The German painter, who now resides in Los Angeles, gives impressionism a contemporary inflection. Where before wispy brushstrokes and springtime hues ruled, Lederle works in the colors and shapes of our time. His paintings have an edge to them and an electric energy pulsing throughout.

Lederle’s paintings capture how it feels to see in the modern world. Waterlilies are replaced with welcome screens and rolling sunsets with flashing advertisements.

The latest series entails a two-stage process, where at first a graduated color is applied with a traditional brush allowing for the distinct qualities of its stroke to emerge. The second stage is executed with a painter’s knife often with ostensibly contradictory linear shapes and lines.
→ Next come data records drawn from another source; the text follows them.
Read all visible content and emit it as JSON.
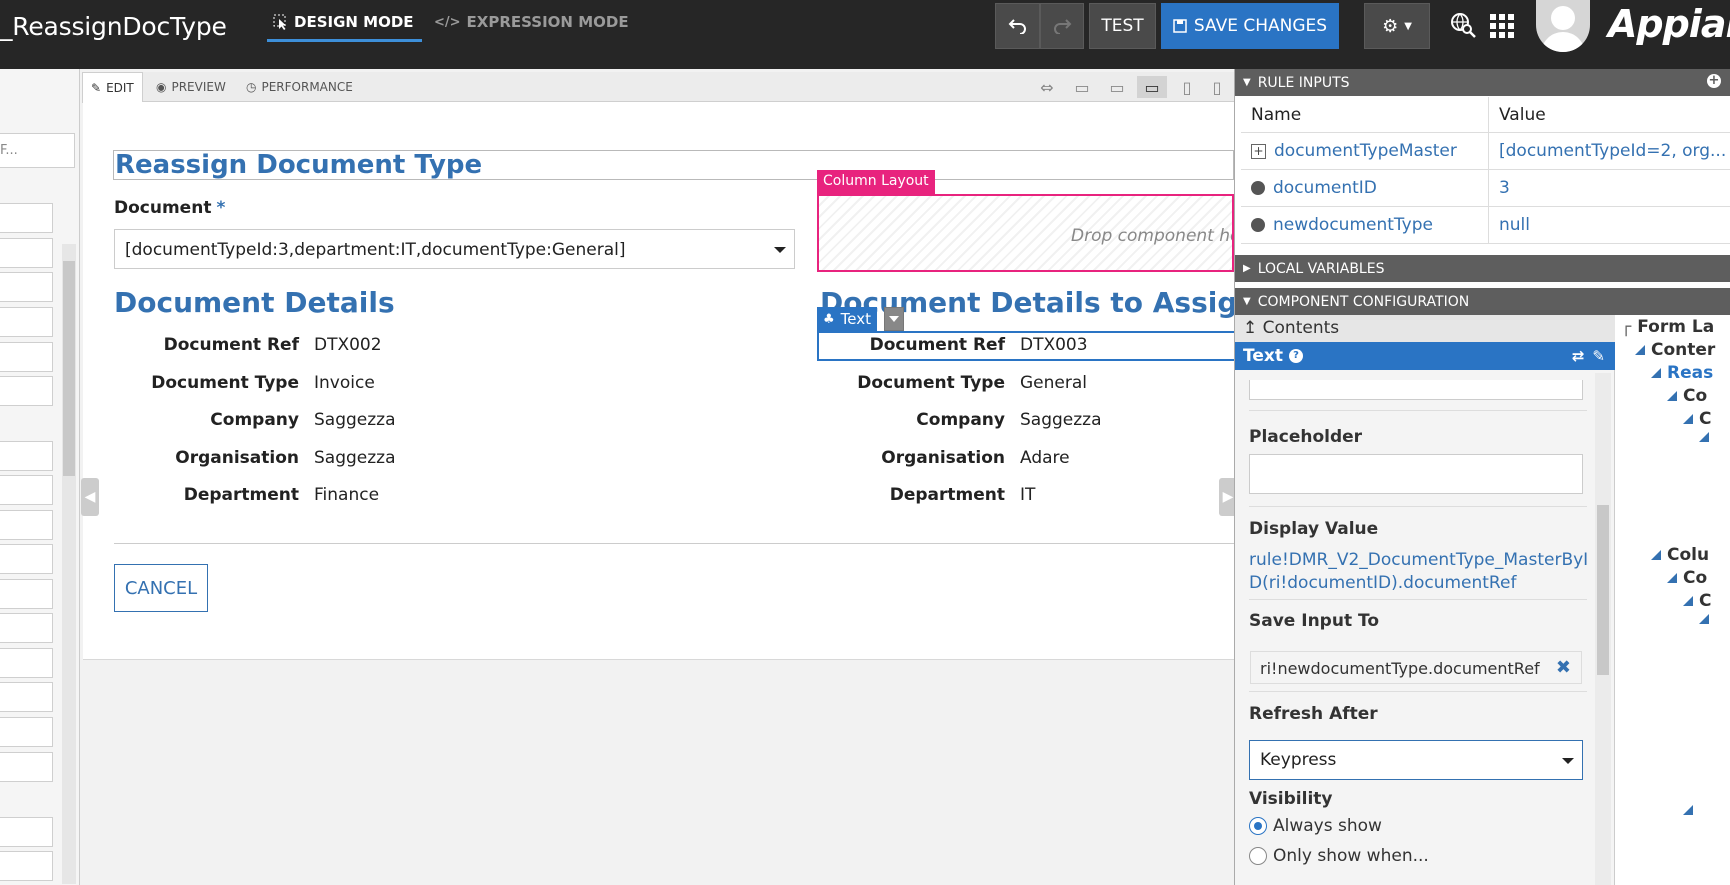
{
  "header": {
    "title": "_ReassignDocType",
    "design_mode": "DESIGN MODE",
    "expression_mode": "EXPRESSION MODE",
    "test_label": "TEST",
    "save_label": "SAVE CHANGES",
    "logo_text": "Appian"
  },
  "edit_tabs": {
    "edit": "EDIT",
    "preview": "PREVIEW",
    "performance": "PERFORMANCE"
  },
  "form": {
    "title": "Reassign Document Type",
    "document_label": "Document",
    "document_required": "*",
    "document_value": "[documentTypeId:3,department:IT,documentType:General]",
    "column_layout_tag": "Column Layout",
    "drop_hint": "Drop component here",
    "text_tag": "Text",
    "cancel_label": "CANCEL",
    "left_section": {
      "title": "Document Details",
      "rows": [
        {
          "label": "Document Ref",
          "value": "DTX002"
        },
        {
          "label": "Document Type",
          "value": "Invoice"
        },
        {
          "label": "Company",
          "value": "Saggezza"
        },
        {
          "label": "Organisation",
          "value": "Saggezza"
        },
        {
          "label": "Department",
          "value": "Finance"
        }
      ]
    },
    "right_section": {
      "title": "Document Details to Assign",
      "rows": [
        {
          "label": "Document Ref",
          "value": "DTX003"
        },
        {
          "label": "Document Type",
          "value": "General"
        },
        {
          "label": "Company",
          "value": "Saggezza"
        },
        {
          "label": "Organisation",
          "value": "Adare"
        },
        {
          "label": "Department",
          "value": "IT"
        }
      ]
    }
  },
  "left_panel": {
    "search_placeholder": "F..."
  },
  "rule_inputs": {
    "header": "RULE INPUTS",
    "col_name": "Name",
    "col_value": "Value",
    "rows": [
      {
        "name": "documentTypeMaster",
        "value": "[documentTypeId=2, org..."
      },
      {
        "name": "documentID",
        "value": "3"
      },
      {
        "name": "newdocumentType",
        "value": "null"
      }
    ]
  },
  "local_variables": {
    "header": "LOCAL VARIABLES"
  },
  "component_config": {
    "header": "COMPONENT CONFIGURATION",
    "contents_label": "Contents",
    "selected_label": "Text",
    "placeholder_label": "Placeholder",
    "display_value_label": "Display Value",
    "display_value": "rule!DMR_V2_DocumentType_MasterByID(ri!documentID).documentRef",
    "save_input_label": "Save Input To",
    "save_input_value": "ri!newdocumentType.documentRef",
    "refresh_after_label": "Refresh After",
    "refresh_after_value": "Keypress",
    "visibility_label": "Visibility",
    "visibility_options": [
      "Always show",
      "Only show when..."
    ]
  },
  "tree": {
    "items": [
      "Form La",
      "Conter",
      "Reas",
      "Co",
      "C",
      "Colu",
      "Co",
      "C"
    ]
  }
}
Lederle’s work has a 3-D, almost architectural reality, achieved without employing geometry. He creates a progression of inner space expanse that the paintings invite you to enter as an explorer evoking the thrilling sensation of stepping on virgin ground.

Translation to german:

Hermann Lederle

Malerei

Hermann Lederle, geboren in Mannheim, Deutschland, lebt heute in Los Angeles, Kalifornien. Seine neuen Bilder geben dem Impressionismus eine zeitgenössische Ausdrucksform. Wo damals Frühlingsfarbtöne und feine Pinselstriche die Landschaft auflösten, arbeitet Lederle in den Farben und Formen unserer Zeit. Seine Bilder haben Ecken und Kanten mit einer pulsierenden elektrischen Energie.

Lederles Gemälde erfassen, wie es sich anfühlt, in der modernen Welt zu sehen. Seerosen werden durch Begrüßungsfenster (Splash Screens) und Sonnenuntergänge durch blinkende Anzeigen auf Bildschirmen ersetzt.

Die neuen Arbeiten entstehen in einem 2-stufigen Prozess. Zunächst wird Farbe in mehreren Schichten und Abstufungen mit einem herkömmlichen Pinsel aufgetragen. Danach werden Kanten und Tiefen mit unterschiedlichen Malspachteln im scheinbaren Widerspruch herausgearbeitet.

Die Bilder erreichen ohne Einsatz der Geometrie eine fast architektonische 3D Realität, die den Betrachter einlädt sich auf die Reise in das Innere des Bildes und Seiner selbst aufzumachen.